Large heavy pressure vessels are normally sourced locally to the customer, to Vyncke specifications, to avoid transporting them great distances.

“We do a lot of global sourcing, always mindful of the currency issues, but combustion and control systems are always made here in Harelbeke and all design and development work is done here,” says Mr Tarras.

On the 5th June this year, the company will open a workshop in Suzhou, China, where it will manufacture combustion systems solely for the Asian market.

Dieter Vyncke, one of two sons of third-generation company chairman Dirk Vyncke, currently lives in Shanghai and is overseeing this development.

His brother Peter Vyncke (36) is ceo of the company and based at the Belgian headquarters.

Vyncke also has service centres in Thailand and Canada as well as its own facilities in Brazil.

“The first three or four years of this century saw exceptional investment in energy systems for the Chinese market but there has been a shift in the last three or four years towards Europe, which went from 10 to 60% of total turnover.
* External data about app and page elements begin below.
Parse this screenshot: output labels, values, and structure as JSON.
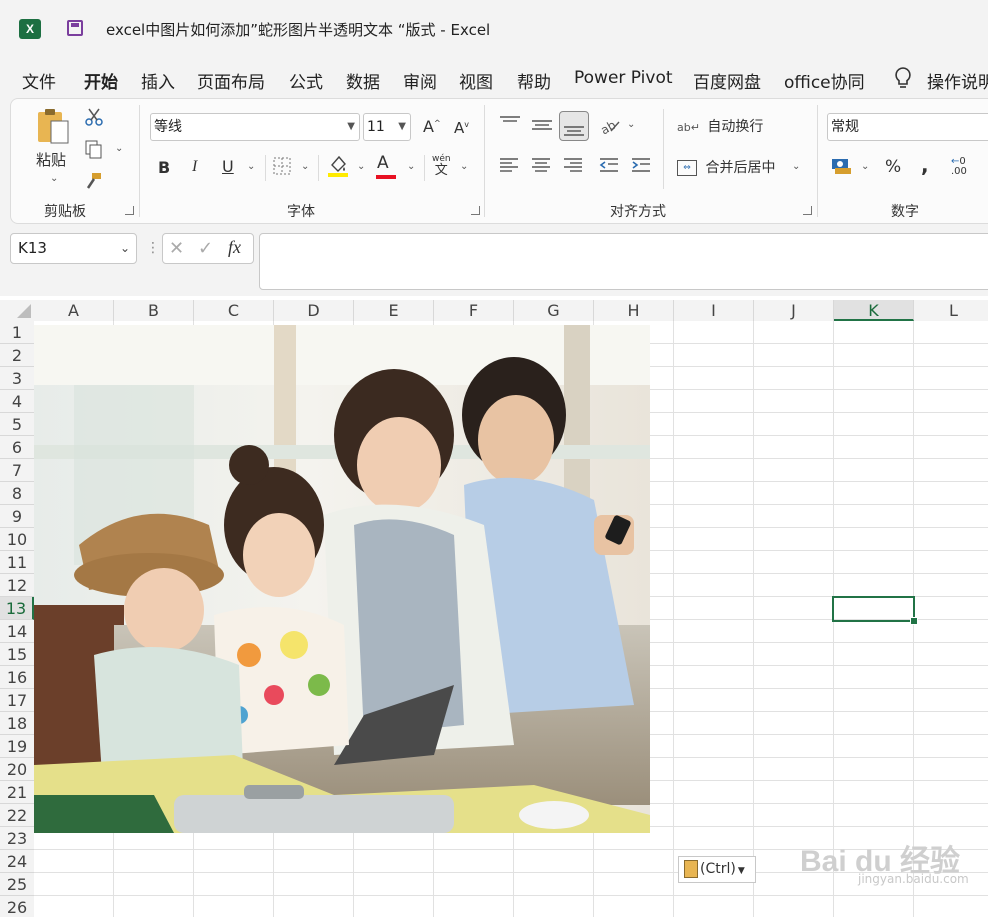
{
  "window": {
    "app_icon": "excel-logo-icon",
    "title": "excel中图片如何添加”蛇形图片半透明文本 “版式  -  Excel"
  },
  "menu": {
    "items": [
      "文件",
      "开始",
      "插入",
      "页面布局",
      "公式",
      "数据",
      "审阅",
      "视图",
      "帮助",
      "Power Pivot",
      "百度网盘",
      "office协同"
    ],
    "active": "开始",
    "tell_me": "操作说明"
  },
  "ribbon": {
    "clipboard": {
      "paste_label": "粘贴",
      "group_label": "剪贴板"
    },
    "font": {
      "font_name": "等线",
      "font_size": "11",
      "bold": "B",
      "italic": "I",
      "underline": "U",
      "grow": "A",
      "shrink": "A",
      "font_color_letter": "A",
      "phonetic_top": "wén",
      "phonetic_bottom": "文",
      "group_label": "字体",
      "highlight_color": "#ffeb00",
      "font_color": "#e81123"
    },
    "alignment": {
      "wrap_text": "自动换行",
      "merge_center": "合并后居中",
      "group_label": "对齐方式"
    },
    "number": {
      "format": "常规",
      "percent": "%",
      "comma": ",",
      "group_label": "数字"
    }
  },
  "formula_bar": {
    "name_box": "K13",
    "fx": "fx",
    "value": ""
  },
  "sheet": {
    "columns": [
      "A",
      "B",
      "C",
      "D",
      "E",
      "F",
      "G",
      "H",
      "I",
      "J",
      "K",
      "L"
    ],
    "rows": [
      "1",
      "2",
      "3",
      "4",
      "5",
      "6",
      "7",
      "8",
      "9",
      "10",
      "11",
      "12",
      "13",
      "14",
      "15",
      "16",
      "17",
      "18",
      "19",
      "20",
      "21",
      "22",
      "23",
      "24",
      "25",
      "26"
    ],
    "selected_cell": "K13",
    "selected_column": "K",
    "selected_row": "13",
    "accent_color": "#217346"
  },
  "picture": {
    "description_icon": "family-photo-image"
  },
  "paste_options": {
    "label": "(Ctrl)"
  },
  "watermark": {
    "brand": "Bai du 经验",
    "url": "jingyan.baidu.com"
  }
}
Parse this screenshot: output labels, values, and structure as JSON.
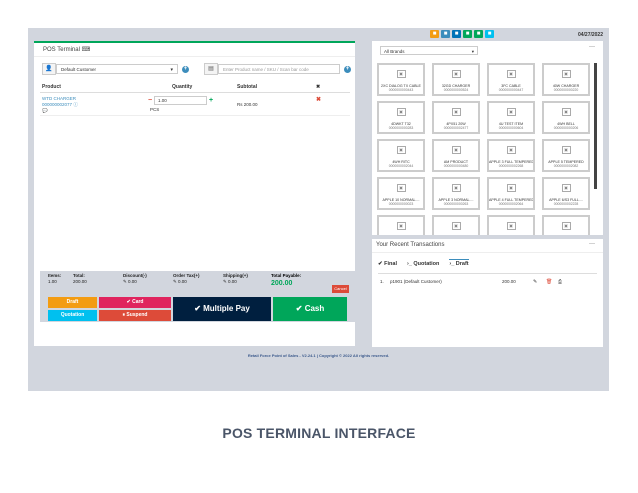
{
  "topbar": {
    "date": "04/27/2022",
    "icons": [
      {
        "name": "orange",
        "color": "#f39c12"
      },
      {
        "name": "blue1",
        "color": "#3c8dbc"
      },
      {
        "name": "blue2",
        "color": "#0073b7"
      },
      {
        "name": "green1",
        "color": "#00a65a"
      },
      {
        "name": "green2",
        "color": "#00a65a"
      },
      {
        "name": "lightblue",
        "color": "#00c0ef"
      }
    ]
  },
  "pos": {
    "title": "POS Terminal",
    "customer": "Default Customer",
    "search_placeholder": "Enter Product name / SKU / Scan bar code",
    "columns": [
      "Product",
      "Quantity",
      "Subtotal",
      "✖"
    ],
    "item": {
      "name": "WTD CHARGER",
      "code": "000000002077",
      "qty": "1.00",
      "unit": "PCS",
      "subtotal": "Rs 200.00"
    },
    "totals": {
      "items_label": "Items:",
      "items_value": "1.00",
      "total_label": "Total:",
      "total_value": "200.00",
      "discount_label": "Discount(-)",
      "discount_value": "0.00",
      "ordertax_label": "Order Tax(+)",
      "ordertax_value": "0.00",
      "shipping_label": "Shipping(+)",
      "shipping_value": "0.00",
      "payable_label": "Total Payable:",
      "payable_value": "200.00",
      "cancel": "Cancel"
    },
    "buttons": {
      "draft": "Draft",
      "card": "Card",
      "quotation": "Quotation",
      "suspend": "Suspend",
      "multiple": "Multiple Pay",
      "cash": "Cash"
    }
  },
  "brands": {
    "select": "All Brands",
    "products": [
      {
        "name": "2XC DIALOG TX CABLE",
        "code": "0000000000443"
      },
      {
        "name": "32GD CHARGER",
        "code": "0000000000524"
      },
      {
        "name": "3FC CABLE",
        "code": "0000000000447"
      },
      {
        "name": "40W CHARGER",
        "code": "0000000000220"
      },
      {
        "name": "4DWKT T32",
        "code": "0000000000283"
      },
      {
        "name": "4PX51 20W",
        "code": "0000000002477"
      },
      {
        "name": "4U TEST ITEM",
        "code": "0000000000604"
      },
      {
        "name": "4WH BELL",
        "code": "0000000000206"
      },
      {
        "name": "4WH RITC",
        "code": "0000000002044"
      },
      {
        "name": "AM PRODUCT",
        "code": "0000000000480"
      },
      {
        "name": "APPLE 3 FULL TEMPERED",
        "code": "0000000002268"
      },
      {
        "name": "APPLE 5 TEMPERED",
        "code": "0000000002082"
      },
      {
        "name": "APPLE 10 NORMAL....",
        "code": "0000000000023"
      },
      {
        "name": "APPLE 3 NORMAL....",
        "code": "0000000000263"
      },
      {
        "name": "APPLE 4 FULL TEMPERED",
        "code": "0000000002064"
      },
      {
        "name": "APPLE 6/S3 FULL....",
        "code": "0000000002228"
      },
      {
        "name": "",
        "code": ""
      },
      {
        "name": "",
        "code": ""
      },
      {
        "name": "",
        "code": ""
      },
      {
        "name": "",
        "code": ""
      }
    ]
  },
  "transactions": {
    "title": "Your Recent Transactions",
    "tabs": [
      "Final",
      "Quotation",
      "Draft"
    ],
    "row": {
      "num": "1.",
      "ref": "p1901 (Default Customer)",
      "amount": "200.00"
    }
  },
  "footer": "Retail Force Point of Sales - V2.24.1 | Copyright © 2022 All rights reserved.",
  "caption": "POS TERMINAL INTERFACE"
}
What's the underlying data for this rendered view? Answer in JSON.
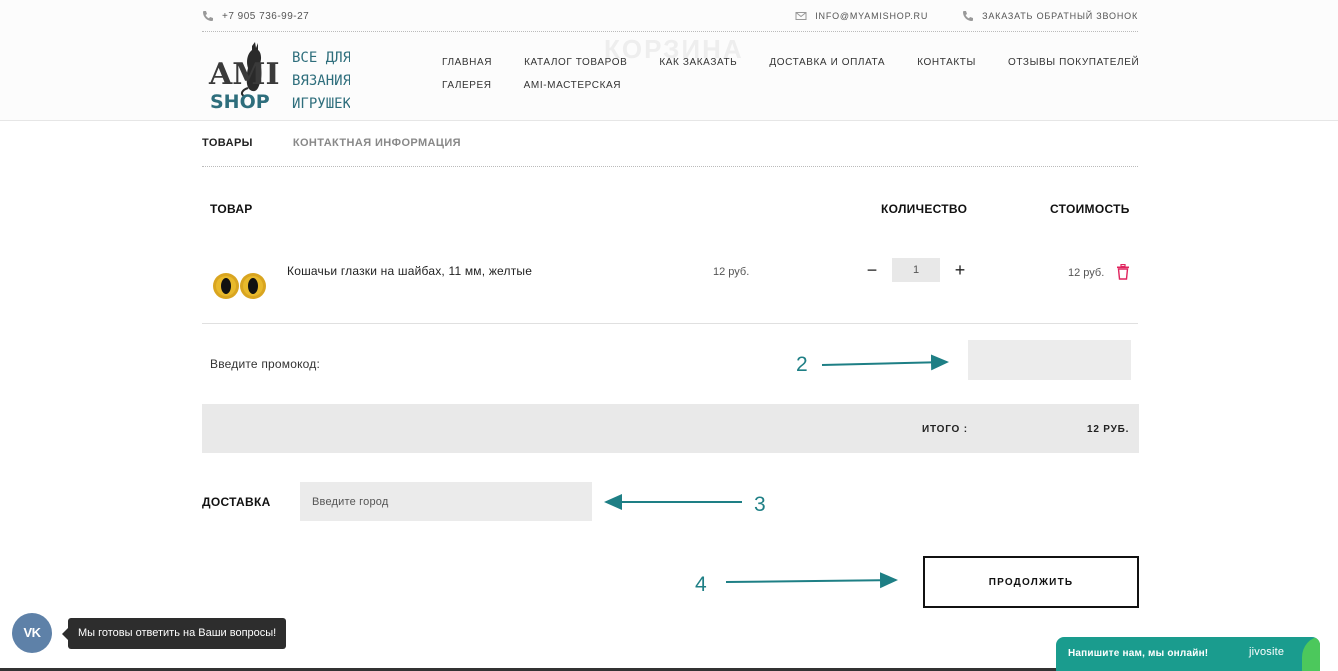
{
  "topbar": {
    "phone": "+7 905 736-99-27",
    "email": "INFO@MYAMISHOP.RU",
    "callback": "ЗАКАЗАТЬ ОБРАТНЫЙ ЗВОНОК"
  },
  "header": {
    "page_title": "КОРЗИНА",
    "logo_left": [
      "AMI",
      "SHOP"
    ],
    "logo_right": [
      "ВСЕ ДЛЯ",
      "ВЯЗАНИЯ",
      "ИГРУШЕК"
    ]
  },
  "nav": {
    "row1": [
      "ГЛАВНАЯ",
      "КАТАЛОГ ТОВАРОВ",
      "КАК ЗАКАЗАТЬ",
      "ДОСТАВКА И ОПЛАТА",
      "КОНТАКТЫ",
      "ОТЗЫВЫ ПОКУПАТЕЛЕЙ"
    ],
    "row2": [
      "ГАЛЕРЕЯ",
      "AMI-МАСТЕРСКАЯ"
    ]
  },
  "tabs": {
    "items": "ТОВАРЫ",
    "contact": "КОНТАКТНАЯ ИНФОРМАЦИЯ"
  },
  "table": {
    "headers": {
      "product": "ТОВАР",
      "quantity": "КОЛИЧЕСТВО",
      "cost": "СТОИМОСТЬ"
    },
    "rows": [
      {
        "name": "Кошачьи глазки на шайбах, 11 мм, желтые",
        "price": "12 руб.",
        "qty": "1",
        "cost": "12 руб."
      }
    ]
  },
  "promo": {
    "label": "Введите промокод:"
  },
  "total": {
    "label": "ИТОГО :",
    "value": "12 РУБ."
  },
  "delivery": {
    "label": "ДОСТАВКА",
    "placeholder": "Введите город"
  },
  "continue_label": "ПРОДОЛЖИТЬ",
  "annotations": [
    "2",
    "3",
    "4"
  ],
  "vk": {
    "label": "VK",
    "tooltip": "Мы готовы ответить на Ваши вопросы!"
  },
  "jivo": {
    "text": "Напишите нам, мы онлайн!",
    "brand": "jivosite"
  },
  "colors": {
    "annotation": "#1e7f85",
    "jivo": "#1a9c8e",
    "vk": "#5e81a8",
    "trash": "#e0245e"
  }
}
These are new panel factories as well as existing ones which are replacing their energy plants to reduce costs in the face of rising oil prices,” says Mr Tarras.

The advent of carbon credits has provided another strong incentive to panel mills to go down this ‘green energy’ route. They can gain credits which they will be able to sell.

One current project under construction in Europe is for Sonae Indústria’s factory in Oliveira do Hospital in Portugal. Here Vyncke is replacing an existing energy plant by building the new one alongside it so that the switch-over can be effected with minimal downtime.

“There is a policy in Portugal to clear the debris from the forest floor to help prevent forest fires and this material is to be used in energy generation,” says Mr Tarras.

Sonae already plans to extend the new energy plant, which is due on stream in May 2008, to generate electricity in a co-generation scheme.

There is a big move to biomass fuel for energy in Europe, explains Mr Tarras and a lot of European factories which have traditionally used natural gas as their energy source have seen their costs escalate dramatically.

One such plant is Unilin’s in Bazeilles, France and so the company is adding a Vyncke 20MW wood-fired hot gas generator to its existing line to almost completely eliminate the use of gas – and save money.

At the time of WBPI’s visit, Peter Vyncke was preparing the company’s biennial report to be distributed at Ligna. It is nothing like any annual company report you have ever seen, taking the format of a parody on an inflight magazine. It is designed to be entertaining as well as informative, he says.

“It will be special – even more than 2005’s which took the form of a movie poster. It has a truly international theme and will include 10 features with interviews with customers, printed in eight different languages,” says Mr Vyncke who is very enthusiastic about this publication.

Copies will be available at the Vyncke stand in hall 27.